• [EXERCISE BRIEF] The required result is one figure, the count of lines below with the string "Query" in them.

═══

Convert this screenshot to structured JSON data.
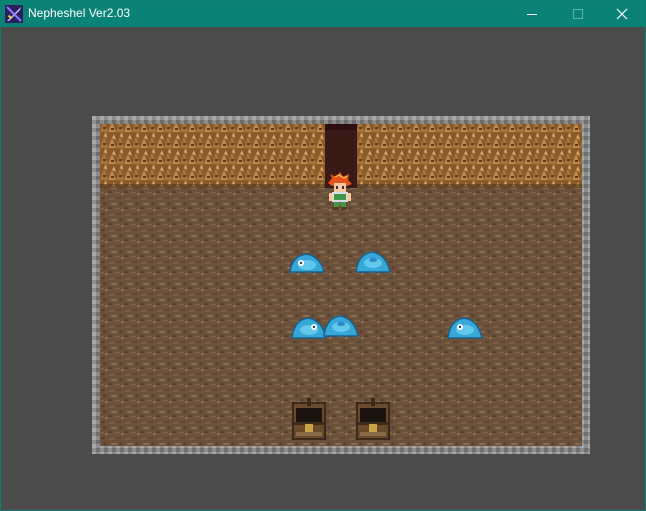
{
  "window": {
    "title": "Nepheshel Ver2.03",
    "controls": {
      "minimize": "minimize-icon",
      "maximize": "maximize-icon",
      "close": "close-icon"
    },
    "colors": {
      "titlebar": "#0b8276",
      "background": "#4b4b4b"
    }
  },
  "scene": {
    "type": "dungeon-room",
    "player": {
      "name": "player",
      "hair": "#e8501c"
    },
    "slimes": 5,
    "chests": 2,
    "exit": "north-doorway"
  }
}
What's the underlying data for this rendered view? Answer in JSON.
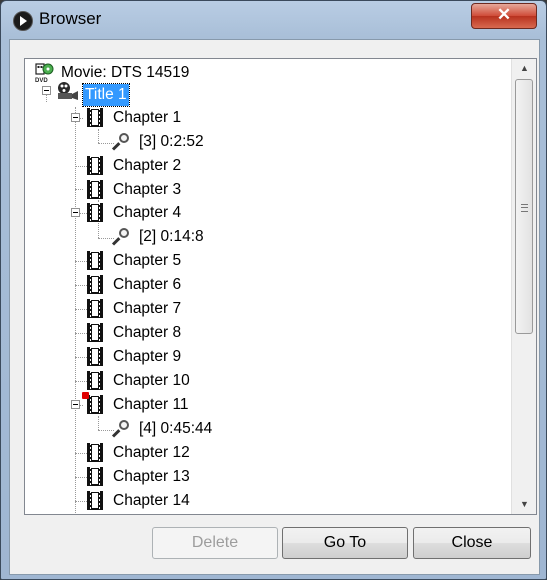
{
  "window": {
    "title": "Browser",
    "close_glyph": "✕"
  },
  "tree": {
    "root": {
      "label": "Movie: DTS 14519",
      "icon": "dvd-movie-icon"
    },
    "title": {
      "label": "Title 1",
      "icon": "film-reel-icon",
      "selected": true
    },
    "items": [
      {
        "label": "Chapter 1"
      },
      {
        "label": "[3]  0:2:52"
      },
      {
        "label": "Chapter 2"
      },
      {
        "label": "Chapter 3"
      },
      {
        "label": "Chapter 4"
      },
      {
        "label": "[2]  0:14:8"
      },
      {
        "label": "Chapter 5"
      },
      {
        "label": "Chapter 6"
      },
      {
        "label": "Chapter 7"
      },
      {
        "label": "Chapter 8"
      },
      {
        "label": "Chapter 9"
      },
      {
        "label": "Chapter 10"
      },
      {
        "label": "Chapter 11"
      },
      {
        "label": "[4]  0:45:44"
      },
      {
        "label": "Chapter 12"
      },
      {
        "label": "Chapter 13"
      },
      {
        "label": "Chapter 14"
      }
    ]
  },
  "buttons": {
    "delete": "Delete",
    "goto": "Go To",
    "close": "Close"
  },
  "colors": {
    "selection": "#3399ff",
    "marker": "#e00000",
    "close_button": "#c8432f"
  }
}
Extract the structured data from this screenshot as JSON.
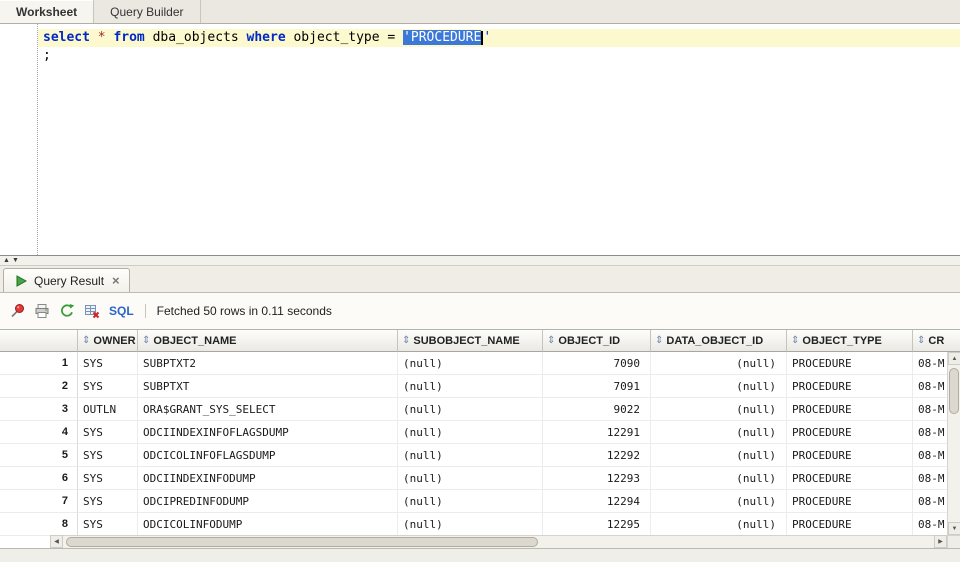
{
  "tabs": [
    {
      "label": "Worksheet"
    },
    {
      "label": "Query Builder"
    }
  ],
  "editor": {
    "lines": [
      {
        "tokens": [
          {
            "text": "select",
            "type": "kw"
          },
          {
            "text": " ",
            "type": "pl"
          },
          {
            "text": "*",
            "type": "op"
          },
          {
            "text": " ",
            "type": "pl"
          },
          {
            "text": "from",
            "type": "kw"
          },
          {
            "text": " dba_objects ",
            "type": "pl"
          },
          {
            "text": "where",
            "type": "kw"
          },
          {
            "text": " object_type = ",
            "type": "pl"
          },
          {
            "text": "'PROCEDURE",
            "type": "sel"
          },
          {
            "text": "'",
            "type": "str"
          }
        ]
      },
      {
        "tokens": [
          {
            "text": ";",
            "type": "pl"
          }
        ]
      }
    ]
  },
  "result_panel": {
    "tab_label": "Query Result",
    "tab_close": "×",
    "toolbar": {
      "sql_label": "SQL",
      "status": "Fetched 50 rows in 0.11 seconds"
    }
  },
  "icons": {
    "sort": "⇕",
    "splitter_up": "▲",
    "splitter_down": "▼",
    "scroll_up": "▲",
    "scroll_down": "▼",
    "scroll_left": "◀",
    "scroll_right": "▶"
  },
  "grid": {
    "columns": [
      {
        "label": "OWNER"
      },
      {
        "label": "OBJECT_NAME"
      },
      {
        "label": "SUBOBJECT_NAME"
      },
      {
        "label": "OBJECT_ID"
      },
      {
        "label": "DATA_OBJECT_ID"
      },
      {
        "label": "OBJECT_TYPE"
      },
      {
        "label": "CR"
      }
    ],
    "rows": [
      {
        "num": "1",
        "cells": [
          "SYS",
          "SUBPTXT2",
          "(null)",
          "7090",
          "(null)",
          "PROCEDURE",
          "08-M"
        ]
      },
      {
        "num": "2",
        "cells": [
          "SYS",
          "SUBPTXT",
          "(null)",
          "7091",
          "(null)",
          "PROCEDURE",
          "08-M"
        ]
      },
      {
        "num": "3",
        "cells": [
          "OUTLN",
          "ORA$GRANT_SYS_SELECT",
          "(null)",
          "9022",
          "(null)",
          "PROCEDURE",
          "08-M"
        ]
      },
      {
        "num": "4",
        "cells": [
          "SYS",
          "ODCIINDEXINFOFLAGSDUMP",
          "(null)",
          "12291",
          "(null)",
          "PROCEDURE",
          "08-M"
        ]
      },
      {
        "num": "5",
        "cells": [
          "SYS",
          "ODCICOLINFOFLAGSDUMP",
          "(null)",
          "12292",
          "(null)",
          "PROCEDURE",
          "08-M"
        ]
      },
      {
        "num": "6",
        "cells": [
          "SYS",
          "ODCIINDEXINFODUMP",
          "(null)",
          "12293",
          "(null)",
          "PROCEDURE",
          "08-M"
        ]
      },
      {
        "num": "7",
        "cells": [
          "SYS",
          "ODCIPREDINFODUMP",
          "(null)",
          "12294",
          "(null)",
          "PROCEDURE",
          "08-M"
        ]
      },
      {
        "num": "8",
        "cells": [
          "SYS",
          "ODCICOLINFODUMP",
          "(null)",
          "12295",
          "(null)",
          "PROCEDURE",
          "08-M"
        ]
      }
    ]
  }
}
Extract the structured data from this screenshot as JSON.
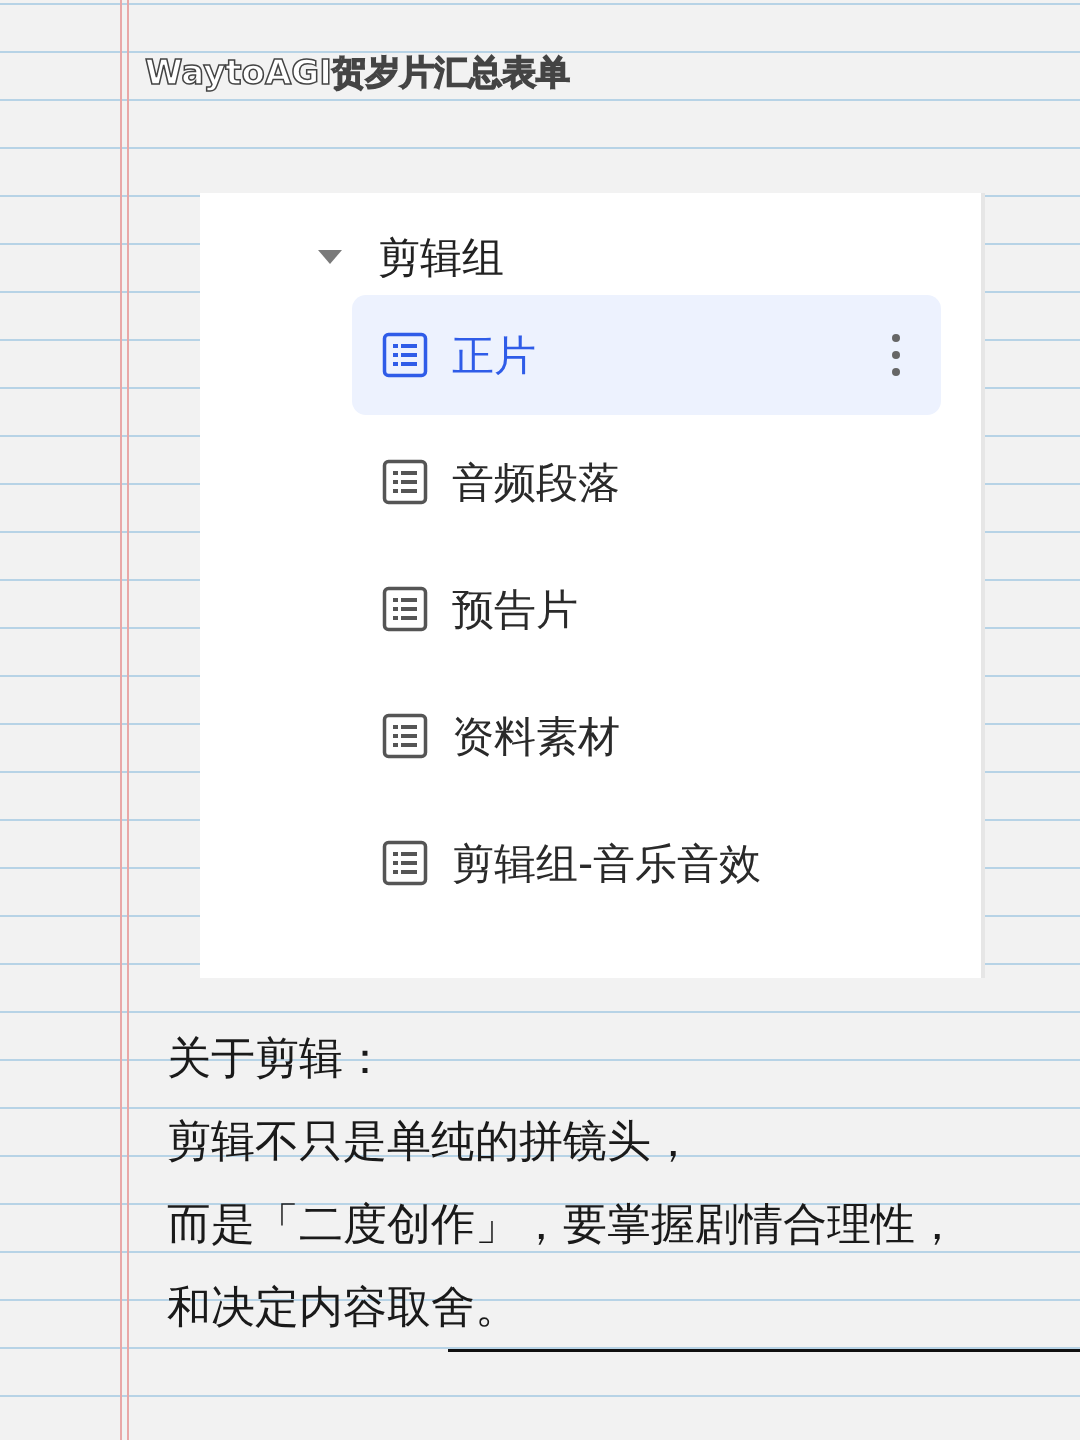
{
  "title": "WaytoAGI贺岁片汇总表单",
  "tree": {
    "label": "剪辑组",
    "expanded": true,
    "children": [
      {
        "label": "正片",
        "selected": true
      },
      {
        "label": "音频段落",
        "selected": false
      },
      {
        "label": "预告片",
        "selected": false
      },
      {
        "label": "资料素材",
        "selected": false
      },
      {
        "label": "剪辑组-音乐音效",
        "selected": false
      }
    ]
  },
  "paragraph": [
    "关于剪辑：",
    "剪辑不只是单纯的拼镜头，",
    "而是「二度创作」，要掌握剧情合理性，",
    "和决定内容取舍。"
  ]
}
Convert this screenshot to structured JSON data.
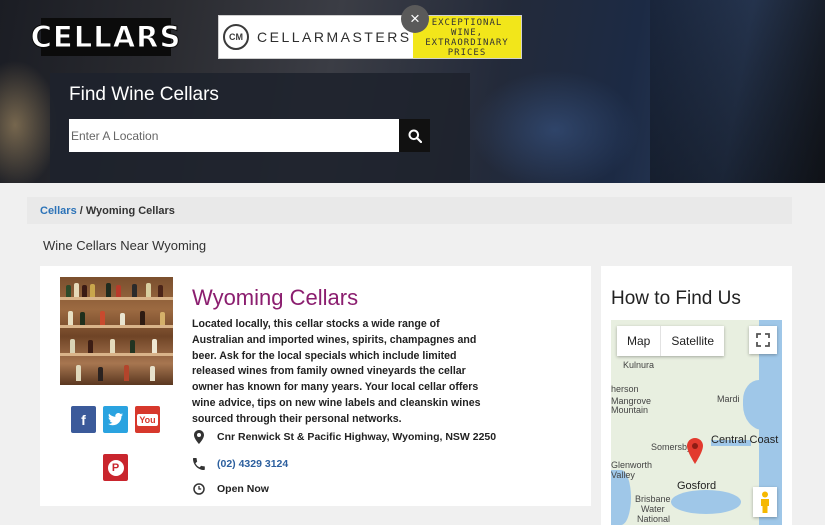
{
  "header": {
    "logo_text": "CELLARS",
    "ad": {
      "badge": "CM",
      "brand": "CELLARMASTERS",
      "tagline_lines": [
        "EXCEPTIONAL",
        "WINE,",
        "EXTRAORDINARY",
        "PRICES"
      ],
      "close_glyph": "×"
    },
    "search": {
      "title": "Find Wine Cellars",
      "placeholder": "Enter A Location"
    }
  },
  "breadcrumb": {
    "link": "Cellars",
    "separator": " / ",
    "current": "Wyoming Cellars"
  },
  "section_heading": "Wine Cellars Near Wyoming",
  "listing": {
    "title": "Wyoming Cellars",
    "description": "Located locally, this cellar stocks a wide range of Australian and imported wines, spirits, champagnes and beer. Ask for the local specials which include limited released wines from family owned vineyards the cellar owner has known for many years. Your local cellar offers wine advice, tips on new wine labels and cleanskin wines sourced through their personal networks.",
    "address": "Cnr Renwick St & Pacific Highway, Wyoming, NSW 2250",
    "phone": "(02) 4329 3124",
    "hours": "Open Now",
    "social": {
      "facebook": "f",
      "twitter": "t",
      "youtube": "You",
      "pinterest": "P"
    }
  },
  "map_panel": {
    "title": "How to Find Us",
    "tab_map": "Map",
    "tab_satellite": "Satellite",
    "labels": {
      "kulnura": "Kulnura",
      "herson": "herson",
      "mangrove": "Mangrove",
      "mountain": "Mountain",
      "mardi": "Mardi",
      "somersby": "Somersby",
      "central_coast": "Central Coast",
      "glenworth": "Glenworth",
      "valley": "Valley",
      "gosford": "Gosford",
      "brisbane_water": "Brisbane",
      "water": "Water",
      "national": "National"
    }
  }
}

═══

• [SOLVED PROBLEM] 2